Calling the H-1B visa programme "indentured servitude", Indian-American Republican presidential aspirant Vivek Ramaswamy has vowed to "gut" the lottery-based system and replace it with meritocratic admission if he wins the race to the White House in 2024.
The H-1B visa, the much-sought-after among Indian IT professionals, is a non-immigrant visa that allows US companies to employ foreign workers in speciality occupations that require theoretical or technical expertise.
Technology companies depend on it to hire tens of thousands of employees each year from countries like India and China.
Ramaswamy himself has used the visa programme 29 times.
From 2018 through 2023, US Citizenship and Immigration Services approved 29 applications for Ramaswamy's former company, Roivant Sciences, to hire employees under H-1B visas.
Yet, the H-1B system is "bad for everyone involved," Ramaswamy was quoted as saying by Politico.
"The lottery system needs to be replaced by actual meritocratic admission. It's a form of indentured servitude that only accrues to the benefit of the company that sponsored an H-1B immigrant. I'll gut it," he said in a statement, adding that the US needs to eliminate chain-based migration.
"The people who come as family members are not the meritocratic immigrants who make skills-based contributions to this country." Ramaswamy stepped down as chief executive officer of Roivant in February 2021, but remained the chair of the company's board of directors until February this year when he announced his presidential campaign.
As of March 31, the company and its subsidiaries had 904 full-time employees, including 825 in the U.S., according to its Securities and Exchange Commission filings.
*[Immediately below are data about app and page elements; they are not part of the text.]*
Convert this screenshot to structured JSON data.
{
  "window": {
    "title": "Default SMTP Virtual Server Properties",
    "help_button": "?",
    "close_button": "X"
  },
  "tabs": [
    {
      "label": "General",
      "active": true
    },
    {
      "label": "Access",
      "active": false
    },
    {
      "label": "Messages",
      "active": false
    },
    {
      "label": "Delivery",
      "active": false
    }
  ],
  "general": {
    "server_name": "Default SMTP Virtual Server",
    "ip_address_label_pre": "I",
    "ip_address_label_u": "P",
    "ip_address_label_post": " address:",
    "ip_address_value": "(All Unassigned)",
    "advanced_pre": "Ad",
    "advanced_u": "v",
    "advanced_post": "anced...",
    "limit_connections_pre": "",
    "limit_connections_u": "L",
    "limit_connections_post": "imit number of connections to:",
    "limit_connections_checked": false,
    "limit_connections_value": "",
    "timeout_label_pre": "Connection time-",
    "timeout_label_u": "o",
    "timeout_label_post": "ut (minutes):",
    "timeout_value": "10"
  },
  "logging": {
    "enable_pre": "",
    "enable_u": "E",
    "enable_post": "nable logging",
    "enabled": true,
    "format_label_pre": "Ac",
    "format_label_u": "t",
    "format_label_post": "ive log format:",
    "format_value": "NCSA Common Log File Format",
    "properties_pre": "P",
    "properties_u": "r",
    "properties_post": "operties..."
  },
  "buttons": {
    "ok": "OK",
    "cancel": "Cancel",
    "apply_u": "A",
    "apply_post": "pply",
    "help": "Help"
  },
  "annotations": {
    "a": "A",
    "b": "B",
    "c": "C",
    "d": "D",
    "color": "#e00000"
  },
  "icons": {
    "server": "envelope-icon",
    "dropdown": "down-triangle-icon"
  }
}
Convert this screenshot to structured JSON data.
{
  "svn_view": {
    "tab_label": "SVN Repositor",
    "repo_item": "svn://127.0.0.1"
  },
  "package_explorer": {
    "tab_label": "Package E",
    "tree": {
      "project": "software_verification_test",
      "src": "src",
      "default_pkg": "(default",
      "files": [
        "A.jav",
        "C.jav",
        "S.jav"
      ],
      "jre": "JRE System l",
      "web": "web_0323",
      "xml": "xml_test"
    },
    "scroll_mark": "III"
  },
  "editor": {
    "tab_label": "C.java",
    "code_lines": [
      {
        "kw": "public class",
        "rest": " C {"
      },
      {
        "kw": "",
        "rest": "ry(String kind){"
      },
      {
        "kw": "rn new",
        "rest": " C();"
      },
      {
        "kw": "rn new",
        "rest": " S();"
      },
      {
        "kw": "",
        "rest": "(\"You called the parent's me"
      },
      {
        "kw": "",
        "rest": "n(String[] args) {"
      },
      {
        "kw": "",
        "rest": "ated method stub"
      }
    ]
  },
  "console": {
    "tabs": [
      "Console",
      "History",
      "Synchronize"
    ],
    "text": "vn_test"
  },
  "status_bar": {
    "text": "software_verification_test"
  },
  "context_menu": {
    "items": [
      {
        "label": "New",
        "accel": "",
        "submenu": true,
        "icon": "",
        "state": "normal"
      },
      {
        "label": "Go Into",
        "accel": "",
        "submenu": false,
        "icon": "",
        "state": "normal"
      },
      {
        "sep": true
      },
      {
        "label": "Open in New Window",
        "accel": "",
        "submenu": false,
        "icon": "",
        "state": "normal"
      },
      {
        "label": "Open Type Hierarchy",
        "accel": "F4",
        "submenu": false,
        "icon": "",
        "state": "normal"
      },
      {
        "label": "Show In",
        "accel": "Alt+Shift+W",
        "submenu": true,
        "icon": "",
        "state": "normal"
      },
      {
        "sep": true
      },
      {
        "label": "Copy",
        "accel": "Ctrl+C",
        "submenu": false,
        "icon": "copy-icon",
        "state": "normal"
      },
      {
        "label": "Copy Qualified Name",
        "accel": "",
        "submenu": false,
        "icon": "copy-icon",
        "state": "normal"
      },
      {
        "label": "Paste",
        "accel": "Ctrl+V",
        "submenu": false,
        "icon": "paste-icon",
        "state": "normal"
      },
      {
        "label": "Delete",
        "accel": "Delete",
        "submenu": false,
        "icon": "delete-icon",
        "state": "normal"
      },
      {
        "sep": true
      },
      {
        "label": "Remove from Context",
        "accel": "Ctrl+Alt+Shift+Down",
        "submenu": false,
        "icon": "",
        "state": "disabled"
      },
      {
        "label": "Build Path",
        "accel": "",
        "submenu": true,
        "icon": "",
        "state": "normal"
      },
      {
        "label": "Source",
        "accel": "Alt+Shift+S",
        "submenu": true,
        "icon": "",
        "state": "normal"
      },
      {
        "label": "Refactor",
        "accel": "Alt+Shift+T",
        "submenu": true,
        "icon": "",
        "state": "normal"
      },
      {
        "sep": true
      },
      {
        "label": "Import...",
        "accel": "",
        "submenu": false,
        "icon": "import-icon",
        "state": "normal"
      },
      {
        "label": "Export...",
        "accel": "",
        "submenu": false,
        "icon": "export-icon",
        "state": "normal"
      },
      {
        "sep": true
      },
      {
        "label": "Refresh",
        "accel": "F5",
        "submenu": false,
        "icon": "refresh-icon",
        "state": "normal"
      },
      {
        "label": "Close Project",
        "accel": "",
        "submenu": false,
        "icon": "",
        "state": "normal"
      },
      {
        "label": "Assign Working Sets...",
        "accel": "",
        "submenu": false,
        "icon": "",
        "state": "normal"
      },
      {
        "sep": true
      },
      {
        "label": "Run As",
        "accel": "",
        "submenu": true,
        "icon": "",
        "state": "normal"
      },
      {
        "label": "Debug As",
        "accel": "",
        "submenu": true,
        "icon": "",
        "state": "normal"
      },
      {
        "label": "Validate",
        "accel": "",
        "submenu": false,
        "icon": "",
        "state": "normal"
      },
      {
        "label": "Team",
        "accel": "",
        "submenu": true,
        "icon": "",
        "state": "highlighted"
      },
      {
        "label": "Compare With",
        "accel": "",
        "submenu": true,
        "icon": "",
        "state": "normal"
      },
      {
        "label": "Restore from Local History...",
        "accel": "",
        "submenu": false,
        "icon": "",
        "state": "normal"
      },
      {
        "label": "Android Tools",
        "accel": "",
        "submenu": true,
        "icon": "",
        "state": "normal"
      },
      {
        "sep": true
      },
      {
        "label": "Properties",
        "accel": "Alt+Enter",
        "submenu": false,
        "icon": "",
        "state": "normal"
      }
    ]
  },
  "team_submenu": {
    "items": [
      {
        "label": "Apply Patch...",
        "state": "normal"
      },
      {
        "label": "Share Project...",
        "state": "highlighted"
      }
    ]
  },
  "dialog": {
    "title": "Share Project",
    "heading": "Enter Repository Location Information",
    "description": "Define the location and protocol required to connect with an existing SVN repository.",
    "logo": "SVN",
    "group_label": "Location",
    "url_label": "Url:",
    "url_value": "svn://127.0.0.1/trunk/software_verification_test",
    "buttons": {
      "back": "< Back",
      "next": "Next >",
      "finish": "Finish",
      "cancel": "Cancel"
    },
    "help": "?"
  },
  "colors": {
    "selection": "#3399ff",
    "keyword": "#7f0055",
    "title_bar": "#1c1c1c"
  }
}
Ramaswamy's reply to the mismatch
When asked about the mismatch in the Republican presidential hopeful's policy stance and his past business practices, press secretary Tricia McLaughlin said the role of a policymaker "is to do what's right for a country overall: the system is broken and needs to be fixed." "Vivek believes that regulations overseeing the U.S. energy sector are badly broken, but he still uses water and electricity," she said in a statement. "This is the same." Ramaswamy, who is himself the child of immigrants, has captured headlines for his restrictionist immigration policy agenda.
He also said he would use military force to secure the border, and that he would deport US-born children of undocumented immigrants.
H-1B visas are highly sought after, and the demand for these workers continues to increase. For fiscal year 2021, US businesses submitted 780,884 applications for just 85,000 available slots, jumping by more than 60 per cent.
Ramaswamy acknowledged his own experience with immigration during his opening remarks at the first Republican debate in Milwaukee.
"My parents came to this country with no money 40 years ago," he said. "I have gone on to found multi-billion-dollar companies." Ramaswamy's stance on H-1B visas is reminiscent of the 2016 Trump campaign, when then-candidate Donald Trump, who has also hired a number of foreign workers under H-1B visas for his businesses, took a hardline stance on these foreign workers before later softening his rhetoric.
Trump's previous stance
As president, Trump temporarily suspended new work visas and blocked hundreds of thousands of foreign workers from US employment, as part of his sweeping effort to limit the number of immigrants coming into the US.
Every year, the US gives 65,000 H-1B visas which are open to all and 20,000 to those with advanced US degrees.
In July, Indian-American Congressman Raja Krishnamoorthi introduced a bill proposing to double the annual intake of highly skilled foreign workers on H-1B work visas coveted by Indian professionals.
The bill also seeks to double the number of H-1B visas available annually from 65,000 to 130,000 to allow American employers, including in critical technology sectors, to draw the best talent from around the world. Currently, nearly three-fourths of H-1B visas go to Indian professionals.